(Excerpts from an interface dataset)
* * * * * * * * *

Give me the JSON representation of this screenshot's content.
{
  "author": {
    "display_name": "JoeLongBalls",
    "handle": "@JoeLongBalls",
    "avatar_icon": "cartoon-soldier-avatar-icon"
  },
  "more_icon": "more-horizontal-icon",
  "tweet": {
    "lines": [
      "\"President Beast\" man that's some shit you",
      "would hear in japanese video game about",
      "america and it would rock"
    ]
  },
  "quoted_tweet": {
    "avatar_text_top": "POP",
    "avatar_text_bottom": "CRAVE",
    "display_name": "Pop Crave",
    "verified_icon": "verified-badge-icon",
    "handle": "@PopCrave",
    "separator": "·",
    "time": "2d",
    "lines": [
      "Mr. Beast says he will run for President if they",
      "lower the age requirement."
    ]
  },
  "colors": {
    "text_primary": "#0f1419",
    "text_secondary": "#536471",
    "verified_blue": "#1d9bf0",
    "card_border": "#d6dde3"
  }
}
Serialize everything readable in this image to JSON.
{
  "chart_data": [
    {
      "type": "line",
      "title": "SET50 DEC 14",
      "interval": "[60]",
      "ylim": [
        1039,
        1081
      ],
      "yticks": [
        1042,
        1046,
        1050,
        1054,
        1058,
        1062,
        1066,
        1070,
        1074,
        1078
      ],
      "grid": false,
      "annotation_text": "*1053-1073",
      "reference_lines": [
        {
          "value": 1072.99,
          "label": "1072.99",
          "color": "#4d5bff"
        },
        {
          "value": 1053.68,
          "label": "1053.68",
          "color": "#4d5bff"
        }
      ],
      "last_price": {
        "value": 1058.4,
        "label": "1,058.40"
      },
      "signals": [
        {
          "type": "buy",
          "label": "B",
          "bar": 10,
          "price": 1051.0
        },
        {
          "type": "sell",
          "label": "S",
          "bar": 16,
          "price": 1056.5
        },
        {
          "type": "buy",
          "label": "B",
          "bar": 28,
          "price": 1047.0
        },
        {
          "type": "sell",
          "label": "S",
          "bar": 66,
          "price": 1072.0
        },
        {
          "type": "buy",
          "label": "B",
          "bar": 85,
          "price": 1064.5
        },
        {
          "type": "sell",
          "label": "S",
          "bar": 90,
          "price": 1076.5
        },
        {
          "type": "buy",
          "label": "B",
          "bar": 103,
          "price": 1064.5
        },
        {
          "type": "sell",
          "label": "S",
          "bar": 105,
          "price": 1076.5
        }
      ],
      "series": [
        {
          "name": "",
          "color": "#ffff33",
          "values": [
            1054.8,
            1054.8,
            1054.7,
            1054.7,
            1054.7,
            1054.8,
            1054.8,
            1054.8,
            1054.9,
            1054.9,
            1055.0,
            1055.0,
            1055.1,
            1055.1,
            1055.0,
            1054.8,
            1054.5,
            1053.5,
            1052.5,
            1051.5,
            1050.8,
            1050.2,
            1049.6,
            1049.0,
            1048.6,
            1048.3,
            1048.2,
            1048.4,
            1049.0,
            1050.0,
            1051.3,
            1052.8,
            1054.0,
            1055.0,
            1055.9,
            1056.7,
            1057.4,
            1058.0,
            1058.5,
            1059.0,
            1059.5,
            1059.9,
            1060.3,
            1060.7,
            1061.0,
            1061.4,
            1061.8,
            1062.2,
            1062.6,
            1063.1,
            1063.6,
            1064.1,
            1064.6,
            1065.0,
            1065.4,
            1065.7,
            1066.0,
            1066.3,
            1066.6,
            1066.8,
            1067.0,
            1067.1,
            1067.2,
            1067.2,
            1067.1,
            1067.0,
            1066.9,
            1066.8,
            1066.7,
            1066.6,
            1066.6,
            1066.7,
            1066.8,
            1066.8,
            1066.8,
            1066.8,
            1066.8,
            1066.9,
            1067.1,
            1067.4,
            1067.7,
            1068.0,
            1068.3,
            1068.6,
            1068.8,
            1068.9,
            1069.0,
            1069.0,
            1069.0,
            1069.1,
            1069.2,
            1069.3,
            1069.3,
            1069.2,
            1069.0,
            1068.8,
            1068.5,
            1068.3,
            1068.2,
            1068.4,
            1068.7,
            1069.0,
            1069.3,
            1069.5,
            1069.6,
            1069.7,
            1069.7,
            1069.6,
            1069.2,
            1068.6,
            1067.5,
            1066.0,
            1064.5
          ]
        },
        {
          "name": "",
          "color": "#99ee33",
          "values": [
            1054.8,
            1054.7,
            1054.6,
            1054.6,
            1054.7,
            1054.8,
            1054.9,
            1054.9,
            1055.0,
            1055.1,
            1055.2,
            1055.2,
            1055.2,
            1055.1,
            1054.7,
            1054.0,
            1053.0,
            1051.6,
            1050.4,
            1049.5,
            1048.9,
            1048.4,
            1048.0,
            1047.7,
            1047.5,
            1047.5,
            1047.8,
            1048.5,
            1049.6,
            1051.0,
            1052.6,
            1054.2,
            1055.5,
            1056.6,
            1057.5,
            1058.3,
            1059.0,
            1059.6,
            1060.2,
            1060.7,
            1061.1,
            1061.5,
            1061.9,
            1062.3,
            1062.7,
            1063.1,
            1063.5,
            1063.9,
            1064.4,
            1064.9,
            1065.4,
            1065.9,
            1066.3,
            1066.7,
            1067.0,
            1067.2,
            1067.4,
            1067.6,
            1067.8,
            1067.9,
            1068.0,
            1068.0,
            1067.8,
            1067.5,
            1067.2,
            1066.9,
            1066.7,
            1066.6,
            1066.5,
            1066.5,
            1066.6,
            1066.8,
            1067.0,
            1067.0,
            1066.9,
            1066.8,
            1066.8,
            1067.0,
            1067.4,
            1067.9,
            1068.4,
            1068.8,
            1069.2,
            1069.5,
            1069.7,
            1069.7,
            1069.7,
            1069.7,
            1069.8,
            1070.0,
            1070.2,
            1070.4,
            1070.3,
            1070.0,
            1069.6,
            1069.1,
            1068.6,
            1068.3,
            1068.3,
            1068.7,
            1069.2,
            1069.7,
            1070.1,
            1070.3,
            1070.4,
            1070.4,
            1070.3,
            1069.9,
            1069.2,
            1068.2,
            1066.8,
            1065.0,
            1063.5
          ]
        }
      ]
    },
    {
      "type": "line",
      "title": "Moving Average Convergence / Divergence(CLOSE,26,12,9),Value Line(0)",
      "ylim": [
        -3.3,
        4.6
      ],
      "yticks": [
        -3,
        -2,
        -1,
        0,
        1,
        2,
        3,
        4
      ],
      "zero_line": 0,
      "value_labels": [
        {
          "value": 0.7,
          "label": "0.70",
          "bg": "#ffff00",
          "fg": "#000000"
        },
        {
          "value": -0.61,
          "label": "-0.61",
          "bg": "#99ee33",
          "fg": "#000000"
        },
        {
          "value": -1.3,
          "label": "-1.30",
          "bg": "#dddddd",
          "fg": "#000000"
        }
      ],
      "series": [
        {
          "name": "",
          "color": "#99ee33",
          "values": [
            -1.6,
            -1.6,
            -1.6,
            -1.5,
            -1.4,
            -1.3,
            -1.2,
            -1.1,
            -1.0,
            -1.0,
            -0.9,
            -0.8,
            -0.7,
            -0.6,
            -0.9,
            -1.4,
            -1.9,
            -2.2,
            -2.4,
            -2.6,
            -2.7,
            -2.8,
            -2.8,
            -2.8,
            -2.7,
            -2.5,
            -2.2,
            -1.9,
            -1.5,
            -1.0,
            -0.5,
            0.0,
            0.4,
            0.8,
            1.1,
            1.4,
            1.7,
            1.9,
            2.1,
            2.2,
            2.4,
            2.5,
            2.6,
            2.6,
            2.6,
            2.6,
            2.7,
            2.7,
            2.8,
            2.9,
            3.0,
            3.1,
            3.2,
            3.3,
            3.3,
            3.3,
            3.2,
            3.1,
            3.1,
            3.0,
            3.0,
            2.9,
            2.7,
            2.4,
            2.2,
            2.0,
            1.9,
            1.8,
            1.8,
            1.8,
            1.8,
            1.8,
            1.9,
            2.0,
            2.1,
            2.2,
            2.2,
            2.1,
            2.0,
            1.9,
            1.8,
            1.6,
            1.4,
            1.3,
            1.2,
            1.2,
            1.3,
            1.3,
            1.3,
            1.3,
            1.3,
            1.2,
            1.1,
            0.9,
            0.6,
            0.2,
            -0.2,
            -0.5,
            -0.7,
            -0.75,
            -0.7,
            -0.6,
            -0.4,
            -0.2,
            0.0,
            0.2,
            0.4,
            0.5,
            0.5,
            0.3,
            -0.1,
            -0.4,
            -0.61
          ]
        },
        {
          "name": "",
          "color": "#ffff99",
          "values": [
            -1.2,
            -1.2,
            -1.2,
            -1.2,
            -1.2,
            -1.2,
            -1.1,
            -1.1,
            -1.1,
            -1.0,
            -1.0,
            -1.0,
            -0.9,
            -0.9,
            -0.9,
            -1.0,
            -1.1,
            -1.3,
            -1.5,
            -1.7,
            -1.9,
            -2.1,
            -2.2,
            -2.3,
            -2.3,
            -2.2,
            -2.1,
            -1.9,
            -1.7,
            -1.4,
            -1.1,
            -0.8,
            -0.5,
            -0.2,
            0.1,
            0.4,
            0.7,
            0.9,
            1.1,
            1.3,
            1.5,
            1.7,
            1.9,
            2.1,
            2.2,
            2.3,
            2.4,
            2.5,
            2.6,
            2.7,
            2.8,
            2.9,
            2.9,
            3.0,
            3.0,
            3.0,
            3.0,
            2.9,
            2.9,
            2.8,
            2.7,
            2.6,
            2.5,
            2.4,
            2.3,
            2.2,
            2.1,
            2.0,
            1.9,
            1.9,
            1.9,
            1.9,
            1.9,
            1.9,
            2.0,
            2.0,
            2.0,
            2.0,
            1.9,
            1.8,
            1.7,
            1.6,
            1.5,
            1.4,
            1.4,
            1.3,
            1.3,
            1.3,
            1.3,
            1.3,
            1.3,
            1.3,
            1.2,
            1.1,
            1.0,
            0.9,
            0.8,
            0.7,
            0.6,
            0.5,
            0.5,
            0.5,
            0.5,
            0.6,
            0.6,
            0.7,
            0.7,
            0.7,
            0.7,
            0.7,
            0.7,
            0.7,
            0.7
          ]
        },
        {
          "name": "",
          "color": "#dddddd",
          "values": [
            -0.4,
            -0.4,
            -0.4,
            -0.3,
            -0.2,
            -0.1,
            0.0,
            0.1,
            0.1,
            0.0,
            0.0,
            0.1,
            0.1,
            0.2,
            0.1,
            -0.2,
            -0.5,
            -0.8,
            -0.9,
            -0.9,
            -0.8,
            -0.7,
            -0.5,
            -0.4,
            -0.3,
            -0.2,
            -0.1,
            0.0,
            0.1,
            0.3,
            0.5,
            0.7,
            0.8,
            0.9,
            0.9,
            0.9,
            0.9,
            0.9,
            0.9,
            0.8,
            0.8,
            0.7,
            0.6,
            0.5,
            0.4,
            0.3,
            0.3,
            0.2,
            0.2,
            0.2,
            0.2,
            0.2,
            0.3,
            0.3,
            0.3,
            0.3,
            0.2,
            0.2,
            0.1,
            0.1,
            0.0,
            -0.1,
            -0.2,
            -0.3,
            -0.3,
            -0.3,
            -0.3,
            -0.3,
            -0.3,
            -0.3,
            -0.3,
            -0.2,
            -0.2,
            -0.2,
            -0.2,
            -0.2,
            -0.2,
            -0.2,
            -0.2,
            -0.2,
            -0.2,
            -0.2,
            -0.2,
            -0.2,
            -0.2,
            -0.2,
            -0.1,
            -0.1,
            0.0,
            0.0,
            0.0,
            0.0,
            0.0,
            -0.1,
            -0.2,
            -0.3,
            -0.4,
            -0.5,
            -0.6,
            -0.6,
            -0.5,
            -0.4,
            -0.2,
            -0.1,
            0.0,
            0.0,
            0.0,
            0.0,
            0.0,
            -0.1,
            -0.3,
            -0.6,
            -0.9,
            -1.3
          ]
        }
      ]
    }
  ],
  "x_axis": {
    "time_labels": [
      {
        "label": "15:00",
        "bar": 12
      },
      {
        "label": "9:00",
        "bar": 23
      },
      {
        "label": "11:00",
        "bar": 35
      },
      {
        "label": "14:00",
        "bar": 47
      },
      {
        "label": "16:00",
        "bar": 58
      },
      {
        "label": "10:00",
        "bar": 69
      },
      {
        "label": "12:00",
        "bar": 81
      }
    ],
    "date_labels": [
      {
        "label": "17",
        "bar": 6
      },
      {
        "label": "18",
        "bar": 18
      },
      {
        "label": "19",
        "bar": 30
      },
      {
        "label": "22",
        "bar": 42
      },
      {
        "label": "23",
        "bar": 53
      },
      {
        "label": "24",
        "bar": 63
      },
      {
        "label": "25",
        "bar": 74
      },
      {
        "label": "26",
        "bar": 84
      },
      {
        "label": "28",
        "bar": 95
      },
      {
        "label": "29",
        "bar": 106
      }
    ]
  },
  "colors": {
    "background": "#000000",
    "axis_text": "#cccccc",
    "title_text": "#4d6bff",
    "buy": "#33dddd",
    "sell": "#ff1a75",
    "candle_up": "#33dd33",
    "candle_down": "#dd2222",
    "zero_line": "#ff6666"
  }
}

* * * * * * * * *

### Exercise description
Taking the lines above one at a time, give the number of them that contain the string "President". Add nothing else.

### Response area
2